Most analyses find that to manage climate change, the United States will need to double or triple the size of its electric transmission system to move low-cost wind and solar energy around the nation and back it up with always-on power plants. But new report from Clean Air Task Force and the Niskanen Center finds that the current piecemeal, project-by-project approach to expanding U.S. electricity transmission won’t get us there. It instead calls for a new system to rapidly scale capacity — including by potentially establishing a National Transmission Organization that would plan, site, and fund a national grid to ensure that burdens and benefits are fairly shared.
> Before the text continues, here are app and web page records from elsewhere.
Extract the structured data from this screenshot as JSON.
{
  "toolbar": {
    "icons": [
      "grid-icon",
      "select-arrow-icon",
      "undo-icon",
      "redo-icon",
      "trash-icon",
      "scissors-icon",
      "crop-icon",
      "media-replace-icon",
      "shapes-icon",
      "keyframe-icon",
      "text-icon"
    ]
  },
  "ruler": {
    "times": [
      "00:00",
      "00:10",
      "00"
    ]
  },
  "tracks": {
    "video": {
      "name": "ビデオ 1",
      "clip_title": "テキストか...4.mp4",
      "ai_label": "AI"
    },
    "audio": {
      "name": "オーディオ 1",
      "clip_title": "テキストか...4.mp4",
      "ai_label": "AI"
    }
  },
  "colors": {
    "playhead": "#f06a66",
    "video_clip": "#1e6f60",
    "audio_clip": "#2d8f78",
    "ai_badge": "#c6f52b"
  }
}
The report synthesizes the findings from independent research and a workshop composed of a diverse array of experts from academia, industry, and environmental organizations. It outlines a wide range of options for revamping U.S. transmission oversight, planning, and permitting. Additionally, it includes both a pathway with a better organized private sector presence and a pathway with greater government engagement. These possibilities sit on a spectrum, and creative hybrids are possible.